Weekend Drives: Audi Q2 1.0 TFSI - How fuel efficient is it?
To meet stricter emission standards, car manufacturers have been downsizing engines for the past couple of years. But smaller engines typically mean less power, so to make up for the lost in displacement, they have turned to turbocharging.
Audi’s relatively new 1.0-liter TFSI is a good example. It has 3 cylinders and displaces just 999cc. It sounds small, but thanks to a turbo, it puts out 116hp and 200nm of torque. That might not sound like a lot, but its torque output is actually greater than most 2-liter naturally aspirated units. It feels sprightly in real life too.
But is it actually any more fuel efficient? To find out, I took it and drove around for as much as I could over the weekend.
Audi’s fuel efficiency claims are as follows: 19.2km/l or 5.2l/100km.
I recorded 270.8km of driving and managed to achieve 15km/l. That’s nowhere near Audi’s claims. But more worryingly, it is also no better than what most 1.6-liter naturally aspirated cars can manage, which is typically around 12kml to 16km/l.
Still, this is understandable given our mostly stop-start traffic and the fact that the Q2’s 1.0-liter engine offers performance that easily matches or outpaces most 1.6-liter naturally aspirated cars. It also doesn’t help that I have a heavy right foot.

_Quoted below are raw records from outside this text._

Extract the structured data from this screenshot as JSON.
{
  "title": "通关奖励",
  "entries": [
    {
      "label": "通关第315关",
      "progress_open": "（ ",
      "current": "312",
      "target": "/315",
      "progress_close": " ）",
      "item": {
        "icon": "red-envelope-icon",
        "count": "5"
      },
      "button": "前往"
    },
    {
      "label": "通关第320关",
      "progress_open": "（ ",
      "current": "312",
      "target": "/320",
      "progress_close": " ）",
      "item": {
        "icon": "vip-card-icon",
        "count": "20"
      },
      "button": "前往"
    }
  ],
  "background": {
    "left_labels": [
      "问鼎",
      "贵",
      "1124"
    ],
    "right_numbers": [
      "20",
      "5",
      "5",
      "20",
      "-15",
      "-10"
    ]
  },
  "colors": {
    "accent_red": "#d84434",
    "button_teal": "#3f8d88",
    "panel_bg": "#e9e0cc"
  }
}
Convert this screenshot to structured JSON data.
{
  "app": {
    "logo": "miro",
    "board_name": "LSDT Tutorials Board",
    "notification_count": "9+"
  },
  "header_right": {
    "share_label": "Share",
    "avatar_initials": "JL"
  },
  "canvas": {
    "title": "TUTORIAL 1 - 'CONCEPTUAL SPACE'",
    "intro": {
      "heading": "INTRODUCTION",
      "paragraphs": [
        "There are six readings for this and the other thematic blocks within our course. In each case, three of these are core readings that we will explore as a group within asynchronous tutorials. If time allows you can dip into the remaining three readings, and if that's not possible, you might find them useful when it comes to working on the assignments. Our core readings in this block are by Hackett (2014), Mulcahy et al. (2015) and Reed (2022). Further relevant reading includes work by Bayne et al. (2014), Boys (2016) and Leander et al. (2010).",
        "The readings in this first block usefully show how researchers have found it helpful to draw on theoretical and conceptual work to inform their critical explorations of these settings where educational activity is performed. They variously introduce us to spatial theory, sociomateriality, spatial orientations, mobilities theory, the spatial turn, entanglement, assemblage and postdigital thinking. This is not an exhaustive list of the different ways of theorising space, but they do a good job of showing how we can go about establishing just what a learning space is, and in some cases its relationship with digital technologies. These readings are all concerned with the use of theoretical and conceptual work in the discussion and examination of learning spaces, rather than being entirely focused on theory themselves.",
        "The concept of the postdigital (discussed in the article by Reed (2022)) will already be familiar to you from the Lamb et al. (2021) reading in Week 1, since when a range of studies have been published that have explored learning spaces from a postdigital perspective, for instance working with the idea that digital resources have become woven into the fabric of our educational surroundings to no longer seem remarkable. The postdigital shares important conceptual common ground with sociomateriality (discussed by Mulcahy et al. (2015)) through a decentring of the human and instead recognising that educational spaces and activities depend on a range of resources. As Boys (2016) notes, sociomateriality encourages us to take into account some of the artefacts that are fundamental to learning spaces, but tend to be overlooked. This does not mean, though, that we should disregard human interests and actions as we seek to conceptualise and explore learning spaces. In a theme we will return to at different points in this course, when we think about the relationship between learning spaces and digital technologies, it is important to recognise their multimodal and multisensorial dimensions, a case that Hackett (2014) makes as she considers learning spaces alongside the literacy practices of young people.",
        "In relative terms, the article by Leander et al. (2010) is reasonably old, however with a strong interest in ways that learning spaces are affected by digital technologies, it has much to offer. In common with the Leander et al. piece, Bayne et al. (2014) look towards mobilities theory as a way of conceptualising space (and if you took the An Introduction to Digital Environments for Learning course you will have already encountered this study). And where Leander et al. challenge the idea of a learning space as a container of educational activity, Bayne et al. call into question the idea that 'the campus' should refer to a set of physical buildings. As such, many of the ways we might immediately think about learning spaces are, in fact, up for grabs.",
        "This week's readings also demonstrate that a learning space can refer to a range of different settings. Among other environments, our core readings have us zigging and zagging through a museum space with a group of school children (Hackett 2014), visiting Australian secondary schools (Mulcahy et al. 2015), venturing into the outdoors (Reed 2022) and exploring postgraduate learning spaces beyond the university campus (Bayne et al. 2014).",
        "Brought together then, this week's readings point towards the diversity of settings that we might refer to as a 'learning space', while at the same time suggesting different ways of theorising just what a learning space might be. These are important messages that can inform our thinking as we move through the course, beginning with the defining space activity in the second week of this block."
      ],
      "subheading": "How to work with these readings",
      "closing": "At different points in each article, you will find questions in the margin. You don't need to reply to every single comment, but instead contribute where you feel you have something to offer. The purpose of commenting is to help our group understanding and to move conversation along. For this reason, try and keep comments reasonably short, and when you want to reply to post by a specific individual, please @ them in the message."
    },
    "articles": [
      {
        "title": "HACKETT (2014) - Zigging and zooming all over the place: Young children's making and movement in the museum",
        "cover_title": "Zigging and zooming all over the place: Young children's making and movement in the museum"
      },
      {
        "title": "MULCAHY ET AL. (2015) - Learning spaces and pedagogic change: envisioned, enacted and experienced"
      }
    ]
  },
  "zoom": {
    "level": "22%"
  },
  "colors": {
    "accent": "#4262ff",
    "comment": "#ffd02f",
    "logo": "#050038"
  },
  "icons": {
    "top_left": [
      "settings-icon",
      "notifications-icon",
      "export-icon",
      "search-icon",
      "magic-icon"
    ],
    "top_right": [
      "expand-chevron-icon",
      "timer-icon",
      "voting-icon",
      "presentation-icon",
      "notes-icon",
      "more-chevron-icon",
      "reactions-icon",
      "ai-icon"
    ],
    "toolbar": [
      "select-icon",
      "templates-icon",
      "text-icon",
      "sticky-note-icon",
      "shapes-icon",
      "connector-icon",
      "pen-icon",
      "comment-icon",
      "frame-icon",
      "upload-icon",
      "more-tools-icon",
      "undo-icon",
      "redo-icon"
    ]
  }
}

But if you are driving mostly on the expressway and if you have a light foot, you can achieve far better numbers. On a short mostly highway drive over 30km, I managed a personal best of 18km/l. This is closer to the manufacturer’s claim, and given the Q2’s 50-liter capacity tank means a range of about 900km on a single fill.
But where fuel efficiency is concerned, the Q2 and its compact 1.0-liter engine is beat by the Hyundai Ioniq, which is powered by a 1.6-liter naturally aspirated petrol engine and an electric motor. When I drove the Ioniq earlier this year, I managed 19.7km/l, which, to be fair, is also far off from Hyundai's official claim of 25.6km/l.
Nevertheless, if fuel efficiency is your greatest priority, you might want to take a look at hybrids.
Kenny Yeo / Associate Editor
Specifications are not everything. It's what you do with what you have that matters.